These frequently asked questions (FAQs) around websites, practice research, software and URLs relate to submissions to the REF 2021
Do we have to submit a 300-word supporting statement for a practice research output in Main Panel D?
The panel strongly recommends providing a 300-word statement in all cases where the role of the researcher, or the nature of the research process, is not evident within the submitted output. The purpose of this supporting statement is to provide succinct information about the research process and/or content, as advised in Annex B of the ‘Panel criteria and working methods’.
The 300-word statement should distinguish the output from contextual information (where provided) as described in para 265 of the ‘Panel criteria’. Institutions should ensure they submit only what is required for the sub-panel to understand and assess the research within the practice; and in many cases the output and the 300-word statement will suffice.
How might disruptions to the process of documentation of a practice research output be addressed?
Where disruptions have occurred to the process of documenting or testing a practice research output (e.g. cancelled or postponed performance or recording; disrupted prototype trials; sites and source materials made inaccessible by business closure or travel restrictions; collaborators unavailable), then an affected output statement (see Annex B of the ‘Guidance on revisions to REF 2021’) explaining the missing elements and their purpose may be included within the body of work submitted.
How may practice research outputs be effectively shared in cases where original dissemination plans were disrupted?
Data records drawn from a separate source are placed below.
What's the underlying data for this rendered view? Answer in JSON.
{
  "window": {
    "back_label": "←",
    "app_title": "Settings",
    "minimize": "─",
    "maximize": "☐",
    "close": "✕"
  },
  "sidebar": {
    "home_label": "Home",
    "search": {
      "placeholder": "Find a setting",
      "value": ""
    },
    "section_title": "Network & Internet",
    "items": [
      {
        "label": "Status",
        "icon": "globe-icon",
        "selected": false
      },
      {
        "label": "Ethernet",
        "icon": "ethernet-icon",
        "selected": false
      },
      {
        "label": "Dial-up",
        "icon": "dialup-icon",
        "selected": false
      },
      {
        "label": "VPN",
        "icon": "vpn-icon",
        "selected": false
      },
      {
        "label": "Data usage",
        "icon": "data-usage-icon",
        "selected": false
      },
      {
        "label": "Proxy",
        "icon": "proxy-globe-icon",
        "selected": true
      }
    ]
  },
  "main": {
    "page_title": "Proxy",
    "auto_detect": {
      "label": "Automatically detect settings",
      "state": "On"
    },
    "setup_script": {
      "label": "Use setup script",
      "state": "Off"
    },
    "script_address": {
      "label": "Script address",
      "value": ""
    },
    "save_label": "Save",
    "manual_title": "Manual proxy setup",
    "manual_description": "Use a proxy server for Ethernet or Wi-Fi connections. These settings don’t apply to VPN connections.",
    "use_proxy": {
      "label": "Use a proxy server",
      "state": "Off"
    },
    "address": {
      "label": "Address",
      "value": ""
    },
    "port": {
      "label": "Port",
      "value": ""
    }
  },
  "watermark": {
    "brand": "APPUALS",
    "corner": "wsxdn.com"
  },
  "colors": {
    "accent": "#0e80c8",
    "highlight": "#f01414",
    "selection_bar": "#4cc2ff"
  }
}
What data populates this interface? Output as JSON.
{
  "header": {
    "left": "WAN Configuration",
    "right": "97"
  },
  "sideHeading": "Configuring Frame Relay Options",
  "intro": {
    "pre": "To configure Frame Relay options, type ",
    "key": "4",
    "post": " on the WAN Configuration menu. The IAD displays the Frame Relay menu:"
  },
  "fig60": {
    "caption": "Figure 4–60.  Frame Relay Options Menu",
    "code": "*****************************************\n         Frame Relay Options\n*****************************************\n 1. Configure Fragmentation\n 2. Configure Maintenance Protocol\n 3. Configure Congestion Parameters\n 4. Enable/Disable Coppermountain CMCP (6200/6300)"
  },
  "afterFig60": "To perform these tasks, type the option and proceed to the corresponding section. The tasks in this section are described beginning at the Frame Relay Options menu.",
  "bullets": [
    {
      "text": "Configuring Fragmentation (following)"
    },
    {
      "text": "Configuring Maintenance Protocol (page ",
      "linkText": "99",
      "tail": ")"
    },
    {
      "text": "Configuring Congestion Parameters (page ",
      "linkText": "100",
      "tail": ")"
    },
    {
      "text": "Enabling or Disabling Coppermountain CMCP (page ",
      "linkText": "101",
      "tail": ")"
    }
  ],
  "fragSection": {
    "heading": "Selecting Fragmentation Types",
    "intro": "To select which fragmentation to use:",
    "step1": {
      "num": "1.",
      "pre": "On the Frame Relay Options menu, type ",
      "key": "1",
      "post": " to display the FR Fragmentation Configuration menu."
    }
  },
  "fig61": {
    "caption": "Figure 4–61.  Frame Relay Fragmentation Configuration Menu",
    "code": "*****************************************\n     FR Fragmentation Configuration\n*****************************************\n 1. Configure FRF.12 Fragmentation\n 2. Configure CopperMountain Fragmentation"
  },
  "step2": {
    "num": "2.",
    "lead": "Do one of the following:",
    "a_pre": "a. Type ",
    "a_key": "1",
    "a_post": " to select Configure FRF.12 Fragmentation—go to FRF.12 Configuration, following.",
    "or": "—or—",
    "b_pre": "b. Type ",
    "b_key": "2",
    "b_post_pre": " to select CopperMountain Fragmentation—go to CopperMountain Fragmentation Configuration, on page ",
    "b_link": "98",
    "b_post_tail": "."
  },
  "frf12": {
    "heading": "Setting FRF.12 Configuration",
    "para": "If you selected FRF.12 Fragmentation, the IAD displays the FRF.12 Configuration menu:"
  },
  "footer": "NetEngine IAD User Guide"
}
As outlined in the ‘Guidance on revisions to REF 2021’, where plans for disseminating research have been disrupted (e.g. due to inaccessible sites; cancelled public exhibitions, performances or recordings; films or games not released; festivals or fairs suspended; etc.) the research should, where possible, be placed in a discoverable and searchable location such as an institutional repository. Where this not possible (e.g. for copyright reasons), ‘unpublished work’ may be submitted on a USB stick or similar or as a PDF upload to the submission system. In this instance, the optional statement (max. 100 words) may be provided to explain the form of the submitted output to the panels. Institutions will need to verify the eligibility of delayed outputs in the event of audit (see paragraphs 34, and 85-89 of the ‘Guidance on revisions to REF 2021’).
Can we submit documentation of a practice research output that is not in the public domain due to IP, copyright and privacy issues?
While the output itself must have been first brought into the public domain during the publication period, the representation of an output for assessment need not be in the public domain (for example, a set of images or materials in an archival collection, or a private recording of a live performance). Material not in the public domain can also be submitted as contextual information (see the ‘Panel criteria and working methods’, para 265, for the distinction between outputs and contextual information).
Can practice research outputs be submitted as URLs?
Annex K in the ‘Guidance on submissions’ specifies where a URL is an acceptable collection format for an output type. Where providing a URL, panellists will need to be able to access the output without the need for specialist software or the requirement for a login account. Access should preserve the anonymity of the reviewer.
How should practice research outputs presented as websites be submitted?
They may be submitted either as a URL/DOI provided directly in the submission system, or can be submitted as a ‘physical output’ in the form of digital files on a USB stick (or similar).
How may evidence be provided that an output presented as a website was effectively shared within the assessment period?
Where a website is the primary means by which an output is made publicly available, the output’s additional information field should indicate the date on which the website was placed in the public domain; institutions will need to be able to evidence this in the event of audit.
What would be considered good practice in submitting software outputs?
The UK Institute for Software Sustainability has published guidance on good practice, based on wide consultation within the software engineering community and with Sub-panel 11 (Computer Science and Informatics) https://www.software.ac.uk/REF2021guidance. This is supported by the sub-panels expecting to receive software outputs.